--- SOURCE DATA Enclosed Below ---

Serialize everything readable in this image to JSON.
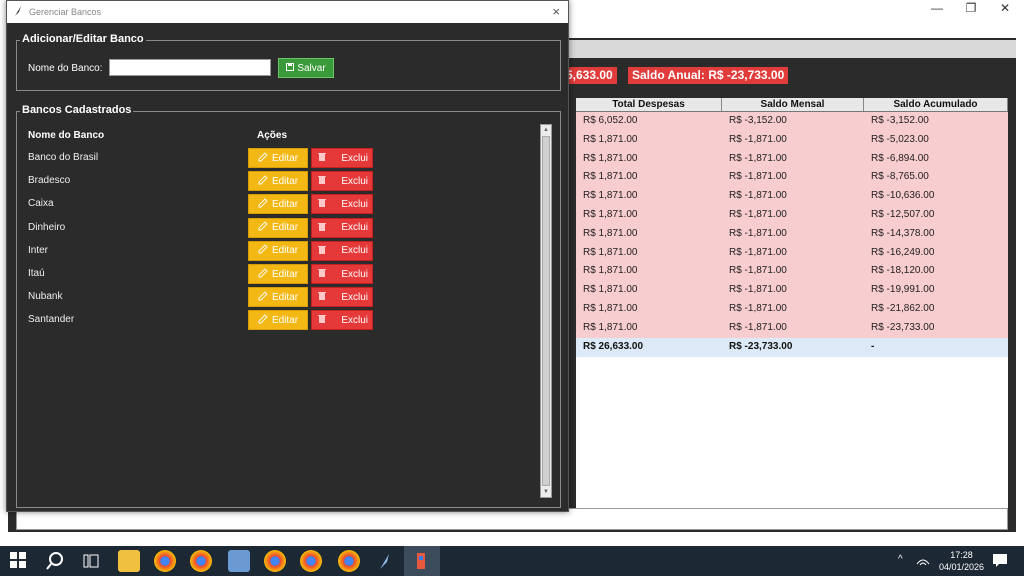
{
  "dialog": {
    "title": "Gerenciar Bancos",
    "close_icon": "×",
    "edit_group": {
      "legend": "Adicionar/Editar Banco",
      "field_label": "Nome do Banco:",
      "field_value": "",
      "save_label": "Salvar"
    },
    "list_group": {
      "legend": "Bancos Cadastrados",
      "col_name": "Nome do Banco",
      "col_actions": "Ações",
      "edit_label": "Editar",
      "delete_label": "Exclui",
      "banks": [
        "Banco do Brasil",
        "Bradesco",
        "Caixa",
        "Dinheiro",
        "Inter",
        "Itaú",
        "Nubank",
        "Santander"
      ]
    }
  },
  "background": {
    "summary_mensal": "5,633.00",
    "summary_anual": "Saldo Anual: R$ -23,733.00",
    "table": {
      "headers": [
        "Total Despesas",
        "Saldo Mensal",
        "Saldo Acumulado"
      ],
      "rows": [
        [
          "R$ 6,052.00",
          "R$ -3,152.00",
          "R$ -3,152.00"
        ],
        [
          "R$ 1,871.00",
          "R$ -1,871.00",
          "R$ -5,023.00"
        ],
        [
          "R$ 1,871.00",
          "R$ -1,871.00",
          "R$ -6,894.00"
        ],
        [
          "R$ 1,871.00",
          "R$ -1,871.00",
          "R$ -8,765.00"
        ],
        [
          "R$ 1,871.00",
          "R$ -1,871.00",
          "R$ -10,636.00"
        ],
        [
          "R$ 1,871.00",
          "R$ -1,871.00",
          "R$ -12,507.00"
        ],
        [
          "R$ 1,871.00",
          "R$ -1,871.00",
          "R$ -14,378.00"
        ],
        [
          "R$ 1,871.00",
          "R$ -1,871.00",
          "R$ -16,249.00"
        ],
        [
          "R$ 1,871.00",
          "R$ -1,871.00",
          "R$ -18,120.00"
        ],
        [
          "R$ 1,871.00",
          "R$ -1,871.00",
          "R$ -19,991.00"
        ],
        [
          "R$ 1,871.00",
          "R$ -1,871.00",
          "R$ -21,862.00"
        ],
        [
          "R$ 1,871.00",
          "R$ -1,871.00",
          "R$ -23,733.00"
        ]
      ],
      "total": [
        "R$ 26,633.00",
        "R$ -23,733.00",
        "-"
      ]
    },
    "window_controls": [
      "—",
      "❐",
      "✕"
    ]
  },
  "taskbar": {
    "time": "17:28",
    "date": "04/01/2026"
  },
  "colors": {
    "save_green": "#3a9a3a",
    "edit_yellow": "#f4b814",
    "delete_red": "#e53838",
    "dialog_bg": "#2b2b2b",
    "row_pink": "#f8cdd0"
  }
}
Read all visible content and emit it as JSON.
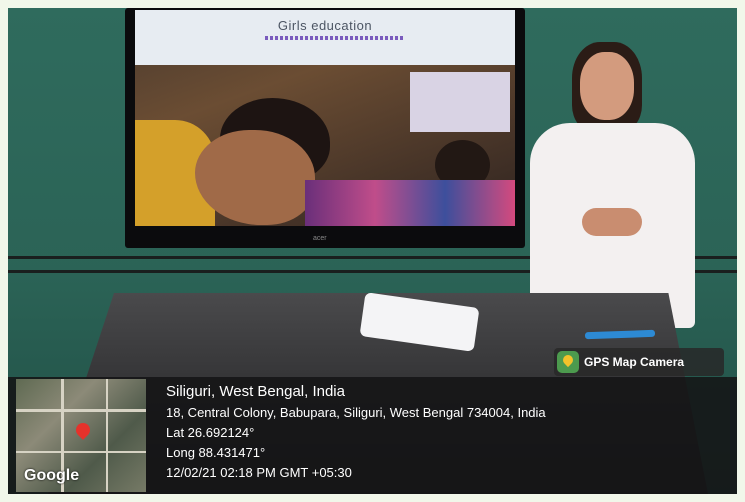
{
  "slide": {
    "title": "Girls education"
  },
  "tv": {
    "brand": "acer"
  },
  "gps_badge": {
    "label": "GPS Map Camera"
  },
  "map": {
    "logo_text": "Google"
  },
  "location": {
    "title": "Siliguri, West Bengal, India",
    "address": "18, Central Colony, Babupara, Siliguri, West Bengal 734004, India",
    "lat": "Lat 26.692124°",
    "long": "Long 88.431471°",
    "datetime": "12/02/21 02:18 PM GMT +05:30"
  },
  "colors": {
    "wall": "#2f6b5d",
    "panel": "#141416",
    "badge_accent": "#4c9a4e"
  }
}
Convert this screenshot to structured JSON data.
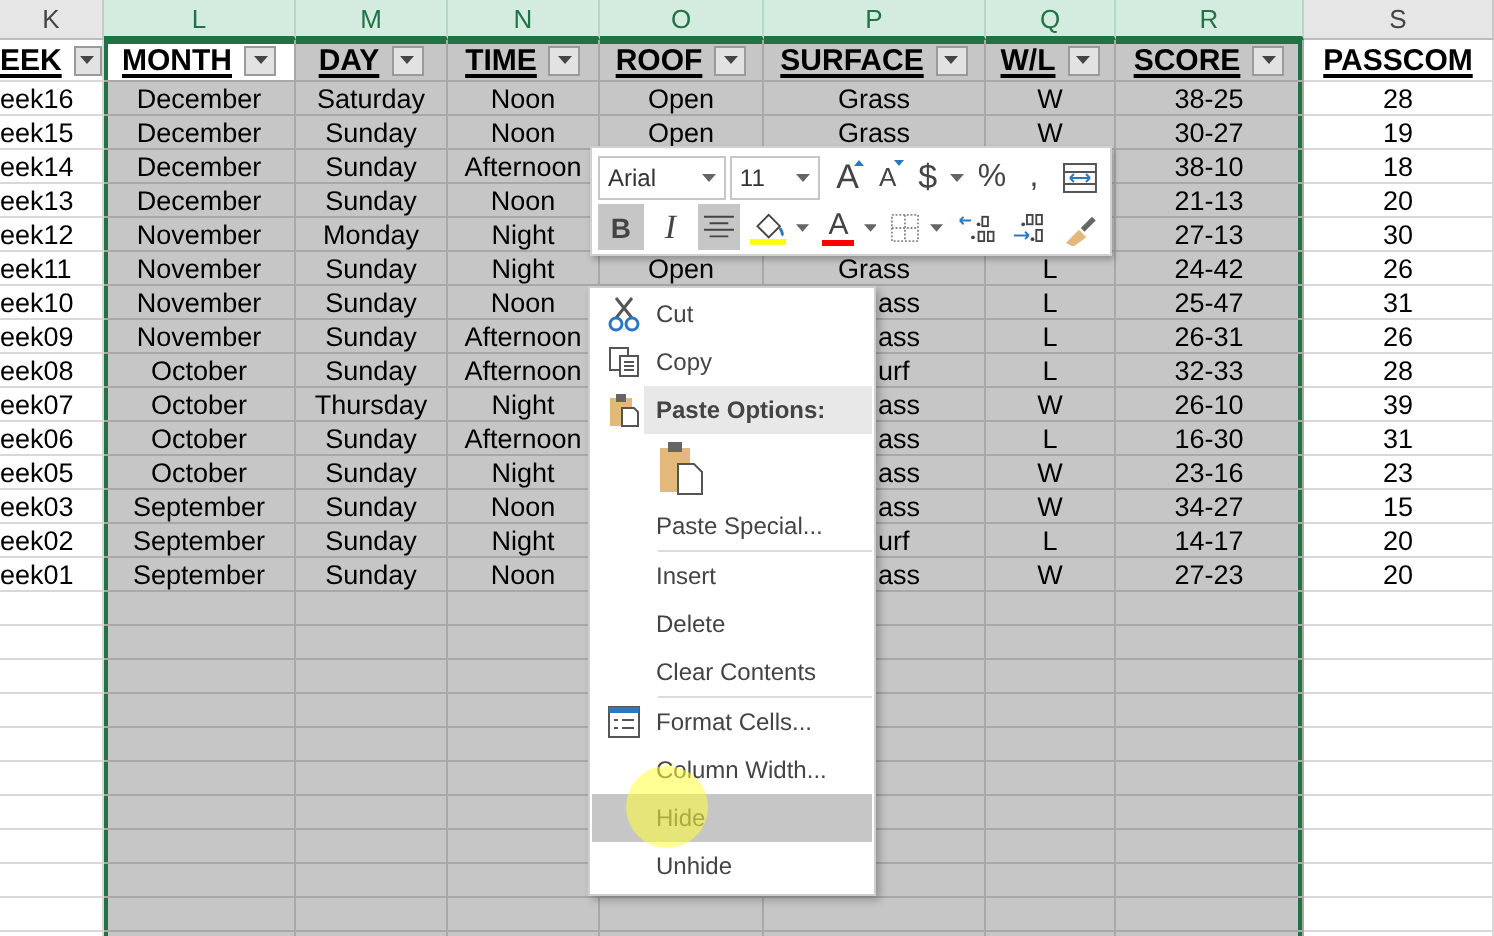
{
  "columns": [
    {
      "letter": "K",
      "selected": false
    },
    {
      "letter": "L",
      "selected": true
    },
    {
      "letter": "M",
      "selected": true
    },
    {
      "letter": "N",
      "selected": true
    },
    {
      "letter": "O",
      "selected": true
    },
    {
      "letter": "P",
      "selected": true
    },
    {
      "letter": "Q",
      "selected": true
    },
    {
      "letter": "R",
      "selected": true
    },
    {
      "letter": "S",
      "selected": false
    }
  ],
  "headers": [
    {
      "title": "EEK",
      "filter": true,
      "active": false
    },
    {
      "title": "MONTH",
      "filter": true,
      "active": true
    },
    {
      "title": "DAY",
      "filter": true,
      "active": false
    },
    {
      "title": "TIME",
      "filter": true,
      "active": false
    },
    {
      "title": "ROOF",
      "filter": true,
      "active": false
    },
    {
      "title": "SURFACE",
      "filter": true,
      "active": false
    },
    {
      "title": "W/L",
      "filter": true,
      "active": false
    },
    {
      "title": "SCORE",
      "filter": true,
      "active": false
    },
    {
      "title": "PASSCOM",
      "filter": false,
      "active": false
    }
  ],
  "rows": [
    [
      "eek16",
      "December",
      "Saturday",
      "Noon",
      "Open",
      "Grass",
      "W",
      "38-25",
      "28"
    ],
    [
      "eek15",
      "December",
      "Sunday",
      "Noon",
      "Open",
      "Grass",
      "W",
      "30-27",
      "19"
    ],
    [
      "eek14",
      "December",
      "Sunday",
      "Afternoon",
      "",
      "",
      "",
      "38-10",
      "18"
    ],
    [
      "eek13",
      "December",
      "Sunday",
      "Noon",
      "",
      "",
      "",
      "21-13",
      "20"
    ],
    [
      "eek12",
      "November",
      "Monday",
      "Night",
      "",
      "",
      "",
      "27-13",
      "30"
    ],
    [
      "eek11",
      "November",
      "Sunday",
      "Night",
      "Open",
      "Grass",
      "L",
      "24-42",
      "26"
    ],
    [
      "eek10",
      "November",
      "Sunday",
      "Noon",
      "",
      "ass",
      "L",
      "25-47",
      "31"
    ],
    [
      "eek09",
      "November",
      "Sunday",
      "Afternoon",
      "",
      "ass",
      "L",
      "26-31",
      "26"
    ],
    [
      "eek08",
      "October",
      "Sunday",
      "Afternoon",
      "",
      "urf",
      "L",
      "32-33",
      "28"
    ],
    [
      "eek07",
      "October",
      "Thursday",
      "Night",
      "",
      "ass",
      "W",
      "26-10",
      "39"
    ],
    [
      "eek06",
      "October",
      "Sunday",
      "Afternoon",
      "",
      "ass",
      "L",
      "16-30",
      "31"
    ],
    [
      "eek05",
      "October",
      "Sunday",
      "Night",
      "",
      "ass",
      "W",
      "23-16",
      "23"
    ],
    [
      "eek03",
      "September",
      "Sunday",
      "Noon",
      "",
      "ass",
      "W",
      "34-27",
      "15"
    ],
    [
      "eek02",
      "September",
      "Sunday",
      "Night",
      "",
      "urf",
      "L",
      "14-17",
      "20"
    ],
    [
      "eek01",
      "September",
      "Sunday",
      "Noon",
      "",
      "ass",
      "W",
      "27-23",
      "20"
    ]
  ],
  "mini_toolbar": {
    "font": "Arial",
    "size": "11",
    "row_1": [
      {
        "kind": "grow",
        "text": "A",
        "selected": false
      },
      {
        "kind": "shrink",
        "text": "A",
        "selected": false
      },
      {
        "kind": "currency",
        "text": "$",
        "selected": false
      },
      {
        "kind": "glyph",
        "text": "%",
        "selected": false
      },
      {
        "kind": "glyph",
        "text": ",",
        "selected": false
      },
      {
        "kind": "wrap",
        "selected": false
      }
    ],
    "row_2": [
      {
        "kind": "bold",
        "text": "B",
        "selected": true
      },
      {
        "kind": "italic",
        "text": "I",
        "selected": false
      },
      {
        "kind": "center",
        "selected": true
      },
      {
        "kind": "fill",
        "selected": false
      },
      {
        "kind": "fontcolor",
        "text": "A",
        "selected": false
      },
      {
        "kind": "borders",
        "selected": false
      },
      {
        "kind": "incdec",
        "selected": false
      },
      {
        "kind": "decdec",
        "selected": false
      },
      {
        "kind": "painter",
        "selected": false
      }
    ]
  },
  "context_menu": [
    {
      "kind": "cut",
      "label": "Cut",
      "selected": false
    },
    {
      "kind": "copy",
      "label": "Copy",
      "selected": false
    },
    {
      "kind": "pasteheader",
      "label": "Paste Options:",
      "selected": false
    },
    {
      "kind": "pasteoption",
      "selected": false
    },
    {
      "kind": "plain",
      "label": "Paste Special...",
      "selected": false
    },
    {
      "kind": "separator"
    },
    {
      "kind": "plain",
      "label": "Insert",
      "selected": false
    },
    {
      "kind": "plain",
      "label": "Delete",
      "selected": false
    },
    {
      "kind": "plain",
      "label": "Clear Contents",
      "selected": false
    },
    {
      "kind": "separator"
    },
    {
      "kind": "format",
      "label": "Format Cells...",
      "selected": false
    },
    {
      "kind": "plain",
      "label": "Column Width...",
      "selected": false
    },
    {
      "kind": "plain",
      "label": "Hide",
      "selected": true
    },
    {
      "kind": "plain",
      "label": "Unhide",
      "selected": false
    }
  ]
}
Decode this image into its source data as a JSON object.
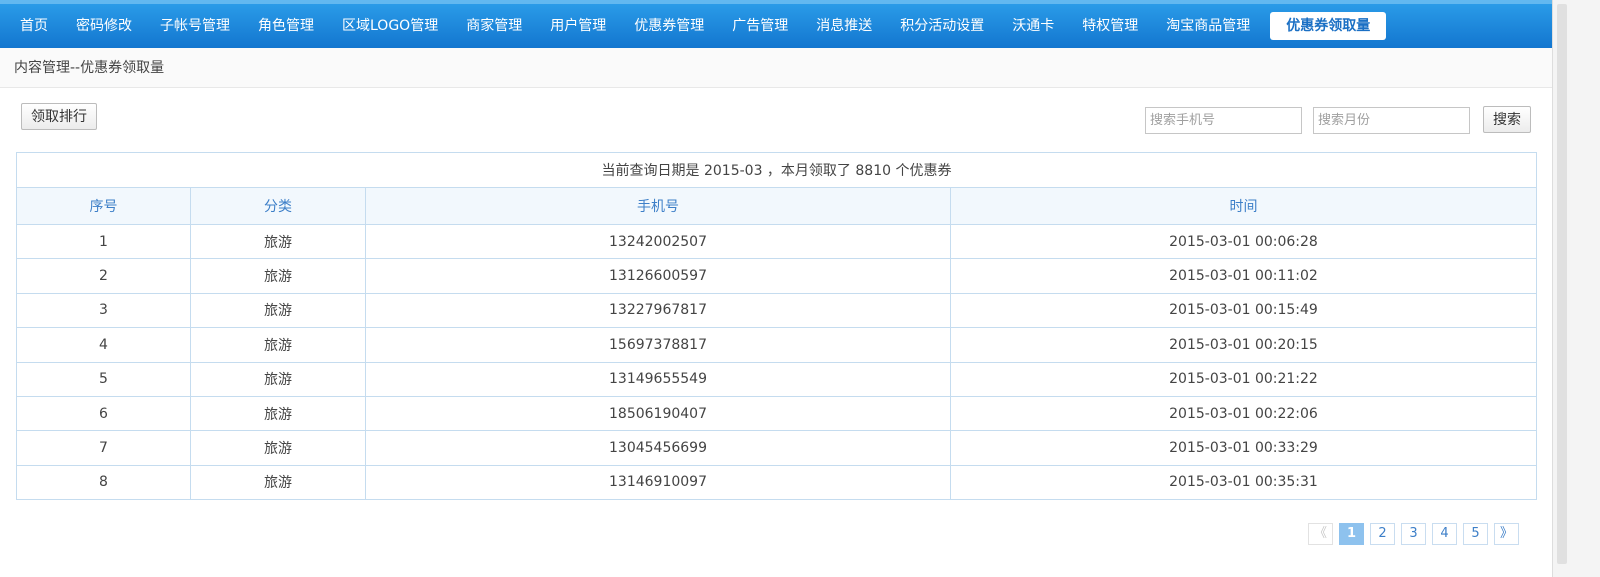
{
  "nav": {
    "items": [
      {
        "label": "首页"
      },
      {
        "label": "密码修改"
      },
      {
        "label": "子帐号管理"
      },
      {
        "label": "角色管理"
      },
      {
        "label": "区域LOGO管理"
      },
      {
        "label": "商家管理"
      },
      {
        "label": "用户管理"
      },
      {
        "label": "优惠券管理"
      },
      {
        "label": "广告管理"
      },
      {
        "label": "消息推送"
      },
      {
        "label": "积分活动设置"
      },
      {
        "label": "沃通卡"
      },
      {
        "label": "特权管理"
      },
      {
        "label": "淘宝商品管理"
      }
    ],
    "active": {
      "label": "优惠券领取量"
    }
  },
  "breadcrumb": "内容管理--优惠券领取量",
  "toolbar": {
    "rank_button": "领取排行",
    "phone_placeholder": "搜索手机号",
    "month_placeholder": "搜索月份",
    "search_button": "搜索"
  },
  "table": {
    "caption": "当前查询日期是 2015-03 ，本月领取了 8810 个优惠券",
    "headers": {
      "index": "序号",
      "category": "分类",
      "phone": "手机号",
      "time": "时间"
    },
    "rows": [
      {
        "index": "1",
        "category": "旅游",
        "phone": "13242002507",
        "time": "2015-03-01 00:06:28"
      },
      {
        "index": "2",
        "category": "旅游",
        "phone": "13126600597",
        "time": "2015-03-01 00:11:02"
      },
      {
        "index": "3",
        "category": "旅游",
        "phone": "13227967817",
        "time": "2015-03-01 00:15:49"
      },
      {
        "index": "4",
        "category": "旅游",
        "phone": "15697378817",
        "time": "2015-03-01 00:20:15"
      },
      {
        "index": "5",
        "category": "旅游",
        "phone": "13149655549",
        "time": "2015-03-01 00:21:22"
      },
      {
        "index": "6",
        "category": "旅游",
        "phone": "18506190407",
        "time": "2015-03-01 00:22:06"
      },
      {
        "index": "7",
        "category": "旅游",
        "phone": "13045456699",
        "time": "2015-03-01 00:33:29"
      },
      {
        "index": "8",
        "category": "旅游",
        "phone": "13146910097",
        "time": "2015-03-01 00:35:31"
      }
    ]
  },
  "pagination": {
    "prev": "《",
    "pages": [
      "1",
      "2",
      "3",
      "4",
      "5"
    ],
    "next": "》",
    "current": "1"
  },
  "colors": {
    "nav_bg": "#1a86dc",
    "accent": "#3d7fc8",
    "current_page": "#8ec2ee"
  }
}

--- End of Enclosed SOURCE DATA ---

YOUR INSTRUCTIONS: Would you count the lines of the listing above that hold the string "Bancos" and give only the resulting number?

OUTPUT FOR THIS TASK: 2